In laying the groundwork for a successful operating effort it is advisable to prepare an operating manual for the expedition. Writing an operating manual helps the operating manager organize his thoughts and allows the operators to become familiar with the plan at their convenience. The operating manual should outline the methods of operating considered appropriate for the expedition and contain many of the suggestions considered in these pages. In addition, it will document material specific to the expedition’s destination that the operators will find useful during the operation. Information such as a great circle chart, propagation prediction charts and statistics describing the relative DXer populations in various parts of the world should be included.
Several aspects of logistical planning can significantly impact the operational character of an expedition. Prior to embarking upon an expedition special attention should be paid to determining what equipment will be needed. Particular attention should be given to those logistical areas that will yield the greatest signal strengths to the major target areas. As one famous DXpeditioner has noted “You have to be loud”. Good antennas are an important factor in being able to work the smaller stations and as much power as permitted should be used. They (the small station operators) will be proud of themselves for being able to work the expedition with their peanut whistles and dipoles and no one will tell them that it was really the expedition planners who mandated big amplifiers and large antennas that deserve the credit. There is no question about how much being loud can add to the quality of DXpedition operating. Experience has shown that there is something like a 1/R relationship between a DXer’s success and the distance to the target. A good deal of improper operating in the pileup and around the DXpedition frequency can be reduced or eliminated simply by adequate strength of the signals on both ends of the pileup. Therefore, good antennas and high power can assist greatly in the success of an expedition.
Recent developments in spectrally clean radios along with proper placement of antennas will often allow several signals on the same band. These radios might even allow several signals on the same mode, taking advantage of limited propagation to certain areas. High power where possible, leading to a dominating signal, can also be an aid in controlling pileups. The 1993 9M0S expedition to theSpratlyIslandswas able to overcome the expected poor propagation to the easternUSAby placing two Yagi antennas side-by-side while facing theUSA. This orientation minimized the interaction between the two stations and allowed the two FT-l000Ds to operate on twenty meter SSB at the same time. In 1989, the XF4L operations from Revillagigedo showed up one night with a total of five signals on twenty meters at the same time! Reports of pirates were heard, but placing stations at various locations allowed five signals on the open band with no interaction.

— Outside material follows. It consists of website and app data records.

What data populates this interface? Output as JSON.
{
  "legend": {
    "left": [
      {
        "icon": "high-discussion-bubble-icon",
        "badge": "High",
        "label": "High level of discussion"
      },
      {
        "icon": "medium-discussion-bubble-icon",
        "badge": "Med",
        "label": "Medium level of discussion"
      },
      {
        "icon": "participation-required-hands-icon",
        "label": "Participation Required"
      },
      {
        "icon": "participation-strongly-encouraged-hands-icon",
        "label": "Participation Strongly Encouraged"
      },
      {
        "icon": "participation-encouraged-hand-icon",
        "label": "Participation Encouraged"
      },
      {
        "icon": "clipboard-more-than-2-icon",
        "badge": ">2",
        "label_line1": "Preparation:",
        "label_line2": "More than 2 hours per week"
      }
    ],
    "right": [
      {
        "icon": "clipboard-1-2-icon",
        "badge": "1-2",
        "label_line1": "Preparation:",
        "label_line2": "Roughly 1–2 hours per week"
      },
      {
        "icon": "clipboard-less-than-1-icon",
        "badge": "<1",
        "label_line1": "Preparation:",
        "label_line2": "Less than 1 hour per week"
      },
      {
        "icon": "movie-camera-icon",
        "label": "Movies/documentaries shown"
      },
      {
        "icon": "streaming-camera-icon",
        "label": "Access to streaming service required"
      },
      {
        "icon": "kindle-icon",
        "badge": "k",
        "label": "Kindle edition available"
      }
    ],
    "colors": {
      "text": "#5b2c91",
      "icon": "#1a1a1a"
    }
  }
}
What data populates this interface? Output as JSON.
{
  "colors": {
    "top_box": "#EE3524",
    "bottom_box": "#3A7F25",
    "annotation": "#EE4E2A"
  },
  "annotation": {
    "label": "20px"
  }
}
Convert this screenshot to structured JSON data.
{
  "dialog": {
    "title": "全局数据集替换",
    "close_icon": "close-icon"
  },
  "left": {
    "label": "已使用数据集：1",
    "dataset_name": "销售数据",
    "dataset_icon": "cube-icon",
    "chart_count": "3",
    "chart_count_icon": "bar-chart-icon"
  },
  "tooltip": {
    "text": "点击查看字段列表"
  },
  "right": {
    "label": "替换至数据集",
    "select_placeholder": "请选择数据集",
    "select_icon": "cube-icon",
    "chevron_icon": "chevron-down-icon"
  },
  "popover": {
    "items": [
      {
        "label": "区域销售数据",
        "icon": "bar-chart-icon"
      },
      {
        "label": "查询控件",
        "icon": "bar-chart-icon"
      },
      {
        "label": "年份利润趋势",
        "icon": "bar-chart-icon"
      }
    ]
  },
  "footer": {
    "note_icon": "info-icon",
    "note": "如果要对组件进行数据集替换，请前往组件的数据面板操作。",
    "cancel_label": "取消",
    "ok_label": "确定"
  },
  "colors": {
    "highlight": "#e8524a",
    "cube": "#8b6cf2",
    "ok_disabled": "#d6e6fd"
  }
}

During the planning phase operator comfort should be considered. It’s not much fun sitting on a driftwood stump, writing on a makeshift table. It doesn’t promote effective operating either. Wherever possible, adequate furniture and housing facilities should be provided for best results. Remember, the expedition operators expect to have fun too! Bedding should be provided for each operator for maximum productivity. On PenguinIslandno beds were provided and only blankets were brought. The floor of the operating house became very hard, and the very limited sleeping time was poorly used. Be aware of the environment and provide adequate shelter for operator comfort and safety. Be sure to provide good operating tables, chairs, and a bed for eachparticipant.